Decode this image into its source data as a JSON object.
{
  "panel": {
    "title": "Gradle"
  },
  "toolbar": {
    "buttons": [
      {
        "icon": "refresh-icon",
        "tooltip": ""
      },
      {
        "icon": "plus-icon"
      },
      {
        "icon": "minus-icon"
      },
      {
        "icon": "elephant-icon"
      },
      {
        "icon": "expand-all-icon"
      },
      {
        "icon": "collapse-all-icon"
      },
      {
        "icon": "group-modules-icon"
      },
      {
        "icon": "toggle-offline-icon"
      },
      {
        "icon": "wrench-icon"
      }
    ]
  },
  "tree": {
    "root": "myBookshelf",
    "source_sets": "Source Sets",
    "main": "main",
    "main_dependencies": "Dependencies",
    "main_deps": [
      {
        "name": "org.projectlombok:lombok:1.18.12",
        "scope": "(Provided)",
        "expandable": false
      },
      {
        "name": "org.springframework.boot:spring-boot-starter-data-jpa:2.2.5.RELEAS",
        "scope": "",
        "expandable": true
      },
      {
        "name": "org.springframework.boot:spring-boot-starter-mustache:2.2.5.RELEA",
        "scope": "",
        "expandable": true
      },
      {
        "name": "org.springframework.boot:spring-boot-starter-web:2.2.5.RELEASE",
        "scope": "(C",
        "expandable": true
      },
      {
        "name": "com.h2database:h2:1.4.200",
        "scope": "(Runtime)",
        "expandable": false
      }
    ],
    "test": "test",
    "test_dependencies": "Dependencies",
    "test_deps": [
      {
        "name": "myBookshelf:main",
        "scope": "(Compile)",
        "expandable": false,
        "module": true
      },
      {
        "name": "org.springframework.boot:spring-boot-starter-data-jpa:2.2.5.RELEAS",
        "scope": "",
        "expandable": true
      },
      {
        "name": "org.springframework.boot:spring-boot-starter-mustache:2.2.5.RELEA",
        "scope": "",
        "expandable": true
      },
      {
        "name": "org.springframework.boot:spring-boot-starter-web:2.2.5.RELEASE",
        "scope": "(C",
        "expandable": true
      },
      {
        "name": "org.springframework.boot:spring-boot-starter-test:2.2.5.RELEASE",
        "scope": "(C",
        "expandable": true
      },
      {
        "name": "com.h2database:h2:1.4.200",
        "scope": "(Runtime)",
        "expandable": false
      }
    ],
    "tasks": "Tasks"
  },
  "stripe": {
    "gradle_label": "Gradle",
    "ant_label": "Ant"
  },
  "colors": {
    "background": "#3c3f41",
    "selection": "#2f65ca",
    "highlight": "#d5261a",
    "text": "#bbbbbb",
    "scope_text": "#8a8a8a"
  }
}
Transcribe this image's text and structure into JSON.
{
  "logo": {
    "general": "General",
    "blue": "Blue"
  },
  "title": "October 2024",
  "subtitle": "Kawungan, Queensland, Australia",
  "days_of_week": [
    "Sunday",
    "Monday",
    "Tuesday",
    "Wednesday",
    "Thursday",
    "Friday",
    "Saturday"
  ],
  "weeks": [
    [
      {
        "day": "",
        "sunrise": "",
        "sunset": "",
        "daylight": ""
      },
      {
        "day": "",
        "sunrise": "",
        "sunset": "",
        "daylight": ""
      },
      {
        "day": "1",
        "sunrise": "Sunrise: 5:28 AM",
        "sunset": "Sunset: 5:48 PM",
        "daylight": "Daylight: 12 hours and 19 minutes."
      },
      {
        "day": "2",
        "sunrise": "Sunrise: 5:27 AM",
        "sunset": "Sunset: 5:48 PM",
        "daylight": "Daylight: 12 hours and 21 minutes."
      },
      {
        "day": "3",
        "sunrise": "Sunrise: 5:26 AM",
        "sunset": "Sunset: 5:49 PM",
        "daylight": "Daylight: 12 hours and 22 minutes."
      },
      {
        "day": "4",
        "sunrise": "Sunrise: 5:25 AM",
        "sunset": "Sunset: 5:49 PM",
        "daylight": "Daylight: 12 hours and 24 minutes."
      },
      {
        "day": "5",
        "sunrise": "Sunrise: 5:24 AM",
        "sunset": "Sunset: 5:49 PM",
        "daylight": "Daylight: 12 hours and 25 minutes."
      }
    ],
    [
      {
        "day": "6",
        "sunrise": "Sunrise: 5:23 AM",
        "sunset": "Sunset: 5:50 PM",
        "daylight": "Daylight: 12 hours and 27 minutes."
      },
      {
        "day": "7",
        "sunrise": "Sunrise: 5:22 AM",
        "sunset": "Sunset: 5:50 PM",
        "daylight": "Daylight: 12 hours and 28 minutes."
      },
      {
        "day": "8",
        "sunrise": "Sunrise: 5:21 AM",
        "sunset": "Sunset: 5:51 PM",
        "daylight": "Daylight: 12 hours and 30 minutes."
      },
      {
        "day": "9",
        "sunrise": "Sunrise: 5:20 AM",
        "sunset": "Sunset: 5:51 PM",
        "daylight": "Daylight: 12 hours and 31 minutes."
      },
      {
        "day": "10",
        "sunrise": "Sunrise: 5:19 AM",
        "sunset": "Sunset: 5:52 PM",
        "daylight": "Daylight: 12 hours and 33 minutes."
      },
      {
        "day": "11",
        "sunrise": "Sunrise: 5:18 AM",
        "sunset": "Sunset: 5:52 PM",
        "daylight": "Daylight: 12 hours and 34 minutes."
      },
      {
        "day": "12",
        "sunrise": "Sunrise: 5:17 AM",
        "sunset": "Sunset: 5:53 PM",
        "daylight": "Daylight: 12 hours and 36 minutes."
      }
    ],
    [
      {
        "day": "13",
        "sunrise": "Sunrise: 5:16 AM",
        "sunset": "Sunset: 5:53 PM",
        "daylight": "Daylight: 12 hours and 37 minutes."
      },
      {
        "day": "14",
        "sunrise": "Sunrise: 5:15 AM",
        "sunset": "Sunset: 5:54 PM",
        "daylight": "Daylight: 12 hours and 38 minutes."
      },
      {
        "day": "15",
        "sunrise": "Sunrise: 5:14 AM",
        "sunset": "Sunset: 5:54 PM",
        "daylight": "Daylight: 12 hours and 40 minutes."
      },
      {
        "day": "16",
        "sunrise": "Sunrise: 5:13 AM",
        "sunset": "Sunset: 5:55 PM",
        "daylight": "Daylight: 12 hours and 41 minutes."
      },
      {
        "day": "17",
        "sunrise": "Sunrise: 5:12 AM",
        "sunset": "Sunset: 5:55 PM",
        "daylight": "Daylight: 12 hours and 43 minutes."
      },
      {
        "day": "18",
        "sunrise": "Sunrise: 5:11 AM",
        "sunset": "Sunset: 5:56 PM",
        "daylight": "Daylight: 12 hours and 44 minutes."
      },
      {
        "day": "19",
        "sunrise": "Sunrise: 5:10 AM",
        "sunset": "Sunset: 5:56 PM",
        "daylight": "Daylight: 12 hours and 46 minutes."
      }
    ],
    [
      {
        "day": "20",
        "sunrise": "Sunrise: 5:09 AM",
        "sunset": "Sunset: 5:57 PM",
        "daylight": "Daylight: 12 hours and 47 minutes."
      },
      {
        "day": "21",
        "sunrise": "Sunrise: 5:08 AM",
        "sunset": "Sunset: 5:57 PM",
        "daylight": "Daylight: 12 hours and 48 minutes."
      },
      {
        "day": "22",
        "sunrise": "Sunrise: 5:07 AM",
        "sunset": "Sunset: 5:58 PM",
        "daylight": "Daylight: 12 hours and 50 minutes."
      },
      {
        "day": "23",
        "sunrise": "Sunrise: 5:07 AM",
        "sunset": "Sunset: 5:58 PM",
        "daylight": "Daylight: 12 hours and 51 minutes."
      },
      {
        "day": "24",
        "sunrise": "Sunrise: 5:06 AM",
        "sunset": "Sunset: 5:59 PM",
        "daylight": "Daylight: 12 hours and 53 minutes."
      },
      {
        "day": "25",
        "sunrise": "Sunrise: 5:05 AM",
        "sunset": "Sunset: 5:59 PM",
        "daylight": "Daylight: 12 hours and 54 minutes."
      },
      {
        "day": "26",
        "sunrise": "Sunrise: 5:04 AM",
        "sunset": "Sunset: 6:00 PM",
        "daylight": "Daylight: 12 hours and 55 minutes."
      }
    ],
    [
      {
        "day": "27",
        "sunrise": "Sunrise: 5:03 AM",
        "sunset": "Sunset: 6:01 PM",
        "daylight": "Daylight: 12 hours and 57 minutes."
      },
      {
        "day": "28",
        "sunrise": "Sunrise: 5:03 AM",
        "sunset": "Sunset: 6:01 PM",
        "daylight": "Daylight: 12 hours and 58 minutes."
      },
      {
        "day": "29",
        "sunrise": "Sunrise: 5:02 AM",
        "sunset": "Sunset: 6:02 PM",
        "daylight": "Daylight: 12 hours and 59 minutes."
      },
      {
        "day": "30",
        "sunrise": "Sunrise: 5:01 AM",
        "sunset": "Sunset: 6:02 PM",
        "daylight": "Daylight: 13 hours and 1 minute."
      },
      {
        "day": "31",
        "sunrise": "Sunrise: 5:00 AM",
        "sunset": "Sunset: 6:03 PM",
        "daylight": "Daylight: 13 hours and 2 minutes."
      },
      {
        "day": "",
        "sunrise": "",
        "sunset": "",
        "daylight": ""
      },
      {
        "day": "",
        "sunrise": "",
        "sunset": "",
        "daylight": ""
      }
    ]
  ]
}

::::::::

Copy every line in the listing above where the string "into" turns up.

Decode this image into its source data as a JSON object.
Transcribe this image's text and structure into JSON.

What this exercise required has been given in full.